● Your instructions
Give the records again in full, exactly as they are.

Interface dataset entries:
——

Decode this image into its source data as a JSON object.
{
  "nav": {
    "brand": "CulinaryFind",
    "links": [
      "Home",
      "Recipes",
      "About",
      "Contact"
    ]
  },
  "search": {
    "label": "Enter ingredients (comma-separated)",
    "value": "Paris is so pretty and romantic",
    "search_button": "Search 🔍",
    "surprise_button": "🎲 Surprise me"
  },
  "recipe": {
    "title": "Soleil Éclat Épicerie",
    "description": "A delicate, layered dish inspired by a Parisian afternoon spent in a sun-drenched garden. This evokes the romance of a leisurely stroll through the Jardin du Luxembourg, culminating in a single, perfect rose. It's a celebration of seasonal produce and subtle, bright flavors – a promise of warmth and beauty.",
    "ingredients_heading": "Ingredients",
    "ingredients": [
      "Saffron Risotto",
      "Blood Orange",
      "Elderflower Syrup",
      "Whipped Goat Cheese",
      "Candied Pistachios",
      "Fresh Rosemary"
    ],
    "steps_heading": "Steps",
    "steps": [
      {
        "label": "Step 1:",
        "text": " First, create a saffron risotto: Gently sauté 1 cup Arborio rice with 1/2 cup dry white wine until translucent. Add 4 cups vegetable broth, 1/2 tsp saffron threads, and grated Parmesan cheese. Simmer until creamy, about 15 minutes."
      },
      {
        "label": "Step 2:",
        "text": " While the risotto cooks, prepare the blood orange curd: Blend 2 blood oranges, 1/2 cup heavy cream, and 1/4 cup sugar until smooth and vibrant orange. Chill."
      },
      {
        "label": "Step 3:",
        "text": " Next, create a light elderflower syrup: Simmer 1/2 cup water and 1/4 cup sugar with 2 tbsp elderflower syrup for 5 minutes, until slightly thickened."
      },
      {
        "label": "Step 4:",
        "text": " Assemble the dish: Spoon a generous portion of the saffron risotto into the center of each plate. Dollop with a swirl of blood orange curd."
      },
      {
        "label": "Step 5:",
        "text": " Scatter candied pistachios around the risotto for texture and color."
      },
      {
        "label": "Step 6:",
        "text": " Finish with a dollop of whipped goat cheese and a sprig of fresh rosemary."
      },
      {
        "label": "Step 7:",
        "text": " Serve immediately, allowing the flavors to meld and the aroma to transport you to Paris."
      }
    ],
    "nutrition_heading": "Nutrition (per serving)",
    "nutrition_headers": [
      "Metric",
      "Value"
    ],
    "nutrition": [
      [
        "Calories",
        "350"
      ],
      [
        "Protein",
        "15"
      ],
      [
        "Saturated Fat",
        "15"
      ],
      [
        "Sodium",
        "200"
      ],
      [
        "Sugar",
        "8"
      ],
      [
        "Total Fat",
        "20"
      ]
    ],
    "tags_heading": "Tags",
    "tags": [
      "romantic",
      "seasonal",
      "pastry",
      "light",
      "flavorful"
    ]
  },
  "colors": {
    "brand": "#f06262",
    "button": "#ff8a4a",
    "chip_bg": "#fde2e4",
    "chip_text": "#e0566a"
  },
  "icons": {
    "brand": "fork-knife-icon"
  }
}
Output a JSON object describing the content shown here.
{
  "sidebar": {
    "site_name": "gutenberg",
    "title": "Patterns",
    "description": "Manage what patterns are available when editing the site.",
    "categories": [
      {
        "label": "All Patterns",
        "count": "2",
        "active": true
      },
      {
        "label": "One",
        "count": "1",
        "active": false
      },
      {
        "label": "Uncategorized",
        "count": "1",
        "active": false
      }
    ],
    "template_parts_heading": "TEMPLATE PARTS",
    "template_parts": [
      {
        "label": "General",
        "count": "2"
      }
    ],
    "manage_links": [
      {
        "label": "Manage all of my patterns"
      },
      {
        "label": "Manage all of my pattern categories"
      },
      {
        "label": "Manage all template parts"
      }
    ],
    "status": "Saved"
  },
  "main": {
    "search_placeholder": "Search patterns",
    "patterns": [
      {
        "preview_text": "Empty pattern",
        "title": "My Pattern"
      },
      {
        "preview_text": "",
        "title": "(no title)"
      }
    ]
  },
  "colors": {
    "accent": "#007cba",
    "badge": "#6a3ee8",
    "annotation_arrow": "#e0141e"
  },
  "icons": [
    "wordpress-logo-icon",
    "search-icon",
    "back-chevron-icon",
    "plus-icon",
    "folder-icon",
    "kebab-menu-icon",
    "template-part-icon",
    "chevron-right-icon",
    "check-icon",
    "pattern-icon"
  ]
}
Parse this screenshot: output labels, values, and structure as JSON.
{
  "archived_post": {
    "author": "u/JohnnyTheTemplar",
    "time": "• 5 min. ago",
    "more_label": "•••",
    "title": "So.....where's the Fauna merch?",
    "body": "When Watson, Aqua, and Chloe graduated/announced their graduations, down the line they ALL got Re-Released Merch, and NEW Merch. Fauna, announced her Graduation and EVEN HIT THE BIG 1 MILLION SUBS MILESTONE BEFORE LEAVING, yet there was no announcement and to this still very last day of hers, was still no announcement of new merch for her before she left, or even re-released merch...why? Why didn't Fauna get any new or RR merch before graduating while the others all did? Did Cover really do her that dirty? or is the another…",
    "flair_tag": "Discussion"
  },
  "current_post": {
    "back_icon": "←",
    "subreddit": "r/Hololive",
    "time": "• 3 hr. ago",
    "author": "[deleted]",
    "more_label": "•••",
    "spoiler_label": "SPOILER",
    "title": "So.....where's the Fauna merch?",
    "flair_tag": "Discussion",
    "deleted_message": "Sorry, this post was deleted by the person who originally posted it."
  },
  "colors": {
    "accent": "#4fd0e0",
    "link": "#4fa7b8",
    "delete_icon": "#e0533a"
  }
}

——

● Solution
Decode this image into its source data as a JSON object.
{
  "nav": {
    "brand": "CulinaryFind",
    "links": [
      "Home",
      "Recipes",
      "About",
      "Contact"
    ]
  },
  "search": {
    "label": "Enter ingredients (comma-separated)",
    "value": "Paris is so pretty and romantic",
    "search_button": "Search 🔍",
    "surprise_button": "🎲 Surprise me"
  },
  "recipe": {
    "title": "Soleil Éclat Épicerie",
    "description": "A delicate, layered dish inspired by a Parisian afternoon spent in a sun-drenched garden. This evokes the romance of a leisurely stroll through the Jardin du Luxembourg, culminating in a single, perfect rose. It's a celebration of seasonal produce and subtle, bright flavors – a promise of warmth and beauty.",
    "ingredients_heading": "Ingredients",
    "ingredients": [
      "Saffron Risotto",
      "Blood Orange",
      "Elderflower Syrup",
      "Whipped Goat Cheese",
      "Candied Pistachios",
      "Fresh Rosemary"
    ],
    "steps_heading": "Steps",
    "steps": [
      {
        "label": "Step 1:",
        "text": " First, create a saffron risotto: Gently sauté 1 cup Arborio rice with 1/2 cup dry white wine until translucent. Add 4 cups vegetable broth, 1/2 tsp saffron threads, and grated Parmesan cheese. Simmer until creamy, about 15 minutes."
      },
      {
        "label": "Step 2:",
        "text": " While the risotto cooks, prepare the blood orange curd: Blend 2 blood oranges, 1/2 cup heavy cream, and 1/4 cup sugar until smooth and vibrant orange. Chill."
      },
      {
        "label": "Step 3:",
        "text": " Next, create a light elderflower syrup: Simmer 1/2 cup water and 1/4 cup sugar with 2 tbsp elderflower syrup for 5 minutes, until slightly thickened."
      },
      {
        "label": "Step 4:",
        "text": " Assemble the dish: Spoon a generous portion of the saffron risotto into the center of each plate. Dollop with a swirl of blood orange curd."
      },
      {
        "label": "Step 5:",
        "text": " Scatter candied pistachios around the risotto for texture and color."
      },
      {
        "label": "Step 6:",
        "text": " Finish with a dollop of whipped goat cheese and a sprig of fresh rosemary."
      },
      {
        "label": "Step 7:",
        "text": " Serve immediately, allowing the flavors to meld and the aroma to transport you to Paris."
      }
    ],
    "nutrition_heading": "Nutrition (per serving)",
    "nutrition_headers": [
      "Metric",
      "Value"
    ],
    "nutrition": [
      [
        "Calories",
        "350"
      ],
      [
        "Protein",
        "15"
      ],
      [
        "Saturated Fat",
        "15"
      ],
      [
        "Sodium",
        "200"
      ],
      [
        "Sugar",
        "8"
      ],
      [
        "Total Fat",
        "20"
      ]
    ],
    "tags_heading": "Tags",
    "tags": [
      "romantic",
      "seasonal",
      "pastry",
      "light",
      "flavorful"
    ]
  },
  "colors": {
    "brand": "#f06262",
    "button": "#ff8a4a",
    "chip_bg": "#fde2e4",
    "chip_text": "#e0566a"
  },
  "icons": {
    "brand": "fork-knife-icon"
  }
}
Output a JSON object describing the content shown here.
{
  "sidebar": {
    "site_name": "gutenberg",
    "title": "Patterns",
    "description": "Manage what patterns are available when editing the site.",
    "categories": [
      {
        "label": "All Patterns",
        "count": "2",
        "active": true
      },
      {
        "label": "One",
        "count": "1",
        "active": false
      },
      {
        "label": "Uncategorized",
        "count": "1",
        "active": false
      }
    ],
    "template_parts_heading": "TEMPLATE PARTS",
    "template_parts": [
      {
        "label": "General",
        "count": "2"
      }
    ],
    "manage_links": [
      {
        "label": "Manage all of my patterns"
      },
      {
        "label": "Manage all of my pattern categories"
      },
      {
        "label": "Manage all template parts"
      }
    ],
    "status": "Saved"
  },
  "main": {
    "search_placeholder": "Search patterns",
    "patterns": [
      {
        "preview_text": "Empty pattern",
        "title": "My Pattern"
      },
      {
        "preview_text": "",
        "title": "(no title)"
      }
    ]
  },
  "colors": {
    "accent": "#007cba",
    "badge": "#6a3ee8",
    "annotation_arrow": "#e0141e"
  },
  "icons": [
    "wordpress-logo-icon",
    "search-icon",
    "back-chevron-icon",
    "plus-icon",
    "folder-icon",
    "kebab-menu-icon",
    "template-part-icon",
    "chevron-right-icon",
    "check-icon",
    "pattern-icon"
  ]
}
Parse this screenshot: output labels, values, and structure as JSON.
{
  "archived_post": {
    "author": "u/JohnnyTheTemplar",
    "time": "• 5 min. ago",
    "more_label": "•••",
    "title": "So.....where's the Fauna merch?",
    "body": "When Watson, Aqua, and Chloe graduated/announced their graduations, down the line they ALL got Re-Released Merch, and NEW Merch. Fauna, announced her Graduation and EVEN HIT THE BIG 1 MILLION SUBS MILESTONE BEFORE LEAVING, yet there was no announcement and to this still very last day of hers, was still no announcement of new merch for her before she left, or even re-released merch...why? Why didn't Fauna get any new or RR merch before graduating while the others all did? Did Cover really do her that dirty? or is the another…",
    "flair_tag": "Discussion"
  },
  "current_post": {
    "back_icon": "←",
    "subreddit": "r/Hololive",
    "time": "• 3 hr. ago",
    "author": "[deleted]",
    "more_label": "•••",
    "spoiler_label": "SPOILER",
    "title": "So.....where's the Fauna merch?",
    "flair_tag": "Discussion",
    "deleted_message": "Sorry, this post was deleted by the person who originally posted it."
  },
  "colors": {
    "accent": "#4fd0e0",
    "link": "#4fa7b8",
    "delete_icon": "#e0533a"
  }
}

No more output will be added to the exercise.